▶ SOURCE DATA:
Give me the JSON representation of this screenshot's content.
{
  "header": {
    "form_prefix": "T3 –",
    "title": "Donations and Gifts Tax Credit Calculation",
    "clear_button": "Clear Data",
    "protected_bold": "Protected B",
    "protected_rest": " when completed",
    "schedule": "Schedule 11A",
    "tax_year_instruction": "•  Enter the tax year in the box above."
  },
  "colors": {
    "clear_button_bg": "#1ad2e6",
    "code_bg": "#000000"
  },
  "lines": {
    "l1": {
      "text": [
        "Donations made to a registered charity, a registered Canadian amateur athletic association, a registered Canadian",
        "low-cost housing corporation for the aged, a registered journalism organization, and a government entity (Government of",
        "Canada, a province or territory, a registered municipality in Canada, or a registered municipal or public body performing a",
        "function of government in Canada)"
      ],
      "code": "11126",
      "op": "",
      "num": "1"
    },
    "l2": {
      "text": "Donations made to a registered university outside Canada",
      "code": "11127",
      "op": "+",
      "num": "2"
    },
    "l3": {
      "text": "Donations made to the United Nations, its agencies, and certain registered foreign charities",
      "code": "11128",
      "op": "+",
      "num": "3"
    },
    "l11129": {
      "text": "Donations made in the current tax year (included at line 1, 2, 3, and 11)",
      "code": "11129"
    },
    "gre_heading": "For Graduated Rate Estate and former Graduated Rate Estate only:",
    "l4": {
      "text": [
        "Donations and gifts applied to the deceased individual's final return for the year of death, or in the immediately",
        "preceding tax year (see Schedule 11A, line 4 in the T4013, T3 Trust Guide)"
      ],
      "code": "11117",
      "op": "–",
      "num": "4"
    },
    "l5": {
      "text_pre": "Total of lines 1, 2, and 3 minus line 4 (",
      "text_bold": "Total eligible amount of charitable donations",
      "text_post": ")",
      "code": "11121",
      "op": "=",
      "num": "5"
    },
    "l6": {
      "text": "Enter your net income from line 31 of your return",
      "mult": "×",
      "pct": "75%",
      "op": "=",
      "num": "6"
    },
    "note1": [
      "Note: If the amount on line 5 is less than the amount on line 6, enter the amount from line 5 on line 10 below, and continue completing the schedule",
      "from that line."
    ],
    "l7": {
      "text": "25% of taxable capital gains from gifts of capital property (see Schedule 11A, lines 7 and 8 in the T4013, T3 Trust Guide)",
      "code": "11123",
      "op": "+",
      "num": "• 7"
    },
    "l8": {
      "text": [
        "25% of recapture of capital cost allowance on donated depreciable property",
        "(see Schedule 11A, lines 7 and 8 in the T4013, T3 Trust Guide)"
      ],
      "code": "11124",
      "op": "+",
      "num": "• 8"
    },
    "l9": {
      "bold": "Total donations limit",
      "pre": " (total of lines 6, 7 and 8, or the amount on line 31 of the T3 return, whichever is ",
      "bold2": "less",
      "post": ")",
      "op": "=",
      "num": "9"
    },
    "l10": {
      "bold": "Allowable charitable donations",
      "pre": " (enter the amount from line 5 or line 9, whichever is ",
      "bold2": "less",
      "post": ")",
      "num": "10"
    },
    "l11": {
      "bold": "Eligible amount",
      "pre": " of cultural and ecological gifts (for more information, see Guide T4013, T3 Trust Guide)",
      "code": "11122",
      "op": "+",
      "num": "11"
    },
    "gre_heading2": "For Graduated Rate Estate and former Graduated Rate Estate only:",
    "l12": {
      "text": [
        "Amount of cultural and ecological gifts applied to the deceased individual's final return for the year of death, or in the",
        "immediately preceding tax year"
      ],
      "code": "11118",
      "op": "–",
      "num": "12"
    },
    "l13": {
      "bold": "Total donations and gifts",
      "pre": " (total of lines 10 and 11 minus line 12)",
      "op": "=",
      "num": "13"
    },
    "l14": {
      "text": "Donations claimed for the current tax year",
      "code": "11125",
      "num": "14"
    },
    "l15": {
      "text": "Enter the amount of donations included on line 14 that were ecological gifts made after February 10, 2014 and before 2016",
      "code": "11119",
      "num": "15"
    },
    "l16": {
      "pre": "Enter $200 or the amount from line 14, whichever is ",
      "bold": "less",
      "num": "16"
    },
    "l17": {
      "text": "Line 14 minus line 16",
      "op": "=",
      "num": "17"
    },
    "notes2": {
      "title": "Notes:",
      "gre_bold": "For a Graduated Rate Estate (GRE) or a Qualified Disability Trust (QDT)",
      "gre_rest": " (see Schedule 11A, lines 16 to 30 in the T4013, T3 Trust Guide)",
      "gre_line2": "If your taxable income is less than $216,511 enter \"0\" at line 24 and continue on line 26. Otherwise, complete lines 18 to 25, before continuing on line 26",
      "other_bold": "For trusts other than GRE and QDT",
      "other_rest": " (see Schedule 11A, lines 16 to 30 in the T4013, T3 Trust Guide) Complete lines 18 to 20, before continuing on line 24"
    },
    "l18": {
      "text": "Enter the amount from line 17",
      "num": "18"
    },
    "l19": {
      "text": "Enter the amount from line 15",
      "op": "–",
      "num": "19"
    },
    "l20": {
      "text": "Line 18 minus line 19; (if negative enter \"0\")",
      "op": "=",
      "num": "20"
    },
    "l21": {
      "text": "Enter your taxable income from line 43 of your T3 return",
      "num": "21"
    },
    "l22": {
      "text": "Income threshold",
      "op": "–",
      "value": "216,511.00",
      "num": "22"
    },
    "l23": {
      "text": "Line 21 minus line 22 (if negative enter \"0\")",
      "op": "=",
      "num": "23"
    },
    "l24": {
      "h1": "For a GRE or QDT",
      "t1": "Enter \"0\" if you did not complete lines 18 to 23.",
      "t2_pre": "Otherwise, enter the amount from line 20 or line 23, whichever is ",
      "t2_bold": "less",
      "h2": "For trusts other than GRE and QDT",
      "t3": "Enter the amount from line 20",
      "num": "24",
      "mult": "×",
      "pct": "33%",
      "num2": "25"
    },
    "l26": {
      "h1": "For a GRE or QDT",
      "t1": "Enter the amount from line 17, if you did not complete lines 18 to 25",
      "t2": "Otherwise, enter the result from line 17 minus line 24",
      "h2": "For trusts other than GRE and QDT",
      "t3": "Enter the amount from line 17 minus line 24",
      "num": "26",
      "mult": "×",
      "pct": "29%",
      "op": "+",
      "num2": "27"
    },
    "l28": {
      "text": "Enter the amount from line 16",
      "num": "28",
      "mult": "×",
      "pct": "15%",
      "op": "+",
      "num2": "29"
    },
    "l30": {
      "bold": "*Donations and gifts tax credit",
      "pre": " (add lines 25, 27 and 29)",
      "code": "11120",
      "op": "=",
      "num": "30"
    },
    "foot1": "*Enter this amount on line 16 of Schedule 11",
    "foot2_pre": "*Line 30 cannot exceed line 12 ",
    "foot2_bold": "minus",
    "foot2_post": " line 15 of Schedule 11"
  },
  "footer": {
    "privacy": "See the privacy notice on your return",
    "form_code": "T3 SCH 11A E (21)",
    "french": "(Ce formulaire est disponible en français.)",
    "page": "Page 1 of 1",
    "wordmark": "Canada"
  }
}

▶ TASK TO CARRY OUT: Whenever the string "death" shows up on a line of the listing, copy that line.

▶ YOUR SOLUTION:
        "Donations and gifts applied to the deceased individual's final return for the year of death, or in the immediately",
        "Amount of cultural and ecological gifts applied to the deceased individual's final return for the year of death, or in the",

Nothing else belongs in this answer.